Among the reasons Brewer said Marengo County and the surrounding area needs WRH is due to health factors, including a 17 percent diabetic rate and a low birth rate.
He said for many years the hospital has been constricting services in order to meet financial obligations, but added that has been a problem as it has given the hospital fewer options in creating revenue.
“This is a viable hospital, but with no access to capital you tend to start a downward spiral. We own nothing. We do not own this building. Other than equipment the hospital has no assets. We have no ability to get loans to update our equipment and make needed repairs to the building,” Brewer said.
In an effort to expand services, WRH became a regional stroke center in June and since that time has treated 125 stroke patients. Since becoming a trauma center there has been over 50 traumas treated, according to Brewer. Those and other new services have increased revenue for the hospital by about $2.6 million, but still short of providing a financial margin for long-term financial security, he said.
“We have to have access to capital in order to maintain our building and update technology.

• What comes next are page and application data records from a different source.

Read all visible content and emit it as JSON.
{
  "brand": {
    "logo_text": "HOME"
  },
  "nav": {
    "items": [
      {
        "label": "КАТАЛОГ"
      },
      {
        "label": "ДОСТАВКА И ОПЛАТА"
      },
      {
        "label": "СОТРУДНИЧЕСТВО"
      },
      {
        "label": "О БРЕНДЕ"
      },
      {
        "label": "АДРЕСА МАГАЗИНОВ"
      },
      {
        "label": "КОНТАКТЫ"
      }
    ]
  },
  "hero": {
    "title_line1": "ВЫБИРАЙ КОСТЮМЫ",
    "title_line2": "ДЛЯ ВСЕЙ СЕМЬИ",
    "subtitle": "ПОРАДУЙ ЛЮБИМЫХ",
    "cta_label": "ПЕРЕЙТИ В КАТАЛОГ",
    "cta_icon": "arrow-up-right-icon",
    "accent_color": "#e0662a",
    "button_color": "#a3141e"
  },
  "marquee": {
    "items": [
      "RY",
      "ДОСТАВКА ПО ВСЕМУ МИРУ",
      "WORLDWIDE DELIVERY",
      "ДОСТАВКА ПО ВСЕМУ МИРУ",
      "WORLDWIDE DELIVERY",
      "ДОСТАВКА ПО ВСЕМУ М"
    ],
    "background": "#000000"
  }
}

You cannot replace technology and equipment in Alabama with our current margins,” Brewer said.
He adds that the 4 mil tax “will not save” the hospital, but will provide a means to create a 10- to 15-year capital plan for the future. Along with the tax increase, Brewer said he hopes ownership of the building, currently owned by the City of Demopolis, will be transferred to the hospital, providing additional options in building a capital plan.
Brewer also discussed the hospital’s current impact on the local economy. He said the hospital currently employs over 300 people, paying $15 million in annual payroll. In addition, he said the hospital makes over $2.5 million in local purchases each year.
The hospital also receives about $17 million in federal Medicare and Medicaid funding each year, which Brewer describes as “new money.”
“This money gets churned into the community and that all goes away if the hospital isn’t here. Can we really afford to take $17 million out of our local economy?,” Brewer said.
Hospital officials hope to continue adding new services including health clinics such as one opened in Linden last month and bringing back to the hospital an obstetrician and childbirth. “We want to bring it back, not because we will make money on it, but because there is a true health need,” Brewer said.
In listing some of the current priorities for the hospital, Brewer said the hospital needs about three to four roofs, a new boiler, and to replace diagnostic imaging equipment. “If our boilers go down we’re done. I tell everyone we operate until we are not. I don’t have $500,000 to replace these things. We sit down and talk about how we’re going to keep our doors open for another week,” he said.
The hospital does receive about $300,000 annually in tax dollars. However, Brewer said Marengo County is among the last counties in the state to pass a tax specifically to support a hospital. He said 49 counties already have that type of tax in place.
Brewer said he feels confident that the hospital can be a success with additional financial support.
“We can get this hospital to operationally breaking even as we have less cash constraints and grow business. There’s nothing we can do now but go and beg [when cash needs arise],” Brewer said.
If the 4-mill tax increase passes Brewer said properties assessed at $100,000 would equal about $40 extra for homeowners each year while commercial businesses would pay about $80 extra. Crop and pasture land would pay about .21 cents per acre while timber land would pay about .30 cents more.
Marengo County Commissioner Jason Windham, who was in attendance at the meeting, said if the tax is approved the funds can only be used for the hospital. It was also said that if the hospital were to close the additional tax would no longer be collected. “By state law we cannot use these funds for any other purpose other than the hospital,” Windham said.
Polls will be open Tuesday, Dec. 10, from 7 a.m. to 7 p.m.